TALOQAN (Pajhwok): Residents of Kalafghan district of northern Takhar province say children from consanguineous marriages born with genetic diseases.
Rajab Ali, 64, a resident of Sarqaroq area, told Pajhwok Afghan News that he married his cousin nearly 50 years ago and they have four children (two girls and two boys) all having disabilities.
He added: “These four children were healthy when they born, but they became disabled after the age of 5 and 6 years, and I have been facing serious problems in supporting and caring of my disabled children. So far neither the government nor any NGO has paid attention to us.”
Habibullah, another resident, said: “32 years ago, I married the daughter of my maternal uncle. We have nine children, one of them is disabled.”
He said the signs of disability gradually appeared his son’s body and after several years, he was now even unable to walk. “All family members are busy talking care of him.”
According to him, no organization has supported people with disabilities in their area.
Khwaja Ahmad, another resident of the area, who is married to his cousin, said that most elders of their area have married close relatives without considering diseases that run in the family and now their children have physical disabilities.
According to him, four out of six children in each family are disabled and a burden on them.
Ahmad said children born in their area after reaching 10 to 15 years gradually show signs of physical and mental disabilities, and after several years they are not even able to walk.
However, Naqibullah Formoli, development council head of Sarqaroq area, says that nearly four hundred families live in the place, and many have disabled children and these families are also facing economic challenges.
He said there were about 100 disabled people in Sarqaroq area and the main reason was consanguineous marriages.
On the other hand, health experts in Takhar consider consanguineous marriages, lack of healthy nutrition during pregnancy and arbitrary use of medicine as factors of genetic diseases.
Syed Milad Hasanpour, an expert in the field of health in Takhar, says that the increase in the number of children with disabilities is alarming as seven out of ten disabled children belonged to couples who are close relatives.
He added about 70 percent of disabled children were born to couples who were close relatives.
Pajhwok reporter contacted Public Health Department officials for comment, but failed despite repeated attempts.
However, Maulvi Fazul Haq Rasa, head of Takhar’s Martyrs and Disabled, says that about 2000 naturally disabled people, including genetically disabled people, are registered with their office, but assistance is given to war disabled people. “These people are also provided assistance according to the principles and receive monthly salaries.”
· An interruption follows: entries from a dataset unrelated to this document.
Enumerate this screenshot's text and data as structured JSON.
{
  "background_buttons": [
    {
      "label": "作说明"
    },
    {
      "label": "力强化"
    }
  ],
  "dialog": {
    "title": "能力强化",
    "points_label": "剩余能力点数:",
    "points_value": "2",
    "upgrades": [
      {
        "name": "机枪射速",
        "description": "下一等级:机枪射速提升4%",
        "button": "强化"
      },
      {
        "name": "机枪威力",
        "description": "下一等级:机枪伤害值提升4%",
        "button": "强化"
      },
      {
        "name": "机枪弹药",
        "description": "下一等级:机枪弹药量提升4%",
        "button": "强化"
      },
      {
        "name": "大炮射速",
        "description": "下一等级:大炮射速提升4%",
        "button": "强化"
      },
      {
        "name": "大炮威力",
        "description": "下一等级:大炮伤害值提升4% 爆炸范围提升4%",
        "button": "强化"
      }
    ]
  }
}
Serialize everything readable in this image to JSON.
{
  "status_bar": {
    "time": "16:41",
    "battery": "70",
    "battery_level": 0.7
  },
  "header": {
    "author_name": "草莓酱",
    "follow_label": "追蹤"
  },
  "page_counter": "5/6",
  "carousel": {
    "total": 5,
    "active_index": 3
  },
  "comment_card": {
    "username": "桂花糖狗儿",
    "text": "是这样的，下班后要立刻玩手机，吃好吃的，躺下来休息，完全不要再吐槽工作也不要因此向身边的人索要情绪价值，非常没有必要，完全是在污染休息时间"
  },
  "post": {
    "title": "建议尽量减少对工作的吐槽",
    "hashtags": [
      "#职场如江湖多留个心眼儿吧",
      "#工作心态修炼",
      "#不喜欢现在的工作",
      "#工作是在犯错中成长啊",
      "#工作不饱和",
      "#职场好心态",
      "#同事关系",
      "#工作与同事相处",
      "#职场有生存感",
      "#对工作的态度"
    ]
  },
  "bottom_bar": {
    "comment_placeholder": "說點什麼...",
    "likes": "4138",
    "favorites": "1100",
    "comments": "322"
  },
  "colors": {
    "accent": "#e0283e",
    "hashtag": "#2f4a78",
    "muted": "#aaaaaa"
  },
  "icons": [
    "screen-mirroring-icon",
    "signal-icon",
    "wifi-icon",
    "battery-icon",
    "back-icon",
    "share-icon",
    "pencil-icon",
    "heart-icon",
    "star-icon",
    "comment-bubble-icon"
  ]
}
He assured families of genetically disabled persons could register their children and benefit from the rights and privileges that the government has considered for them.
While talking to Pajhwok, a number of doctors had previously emphasized taking serious care and not using arbitrary drugs during pregnancy to prevent the birth of malformed children and said that efforts should be made to avoid marriage with close relatives.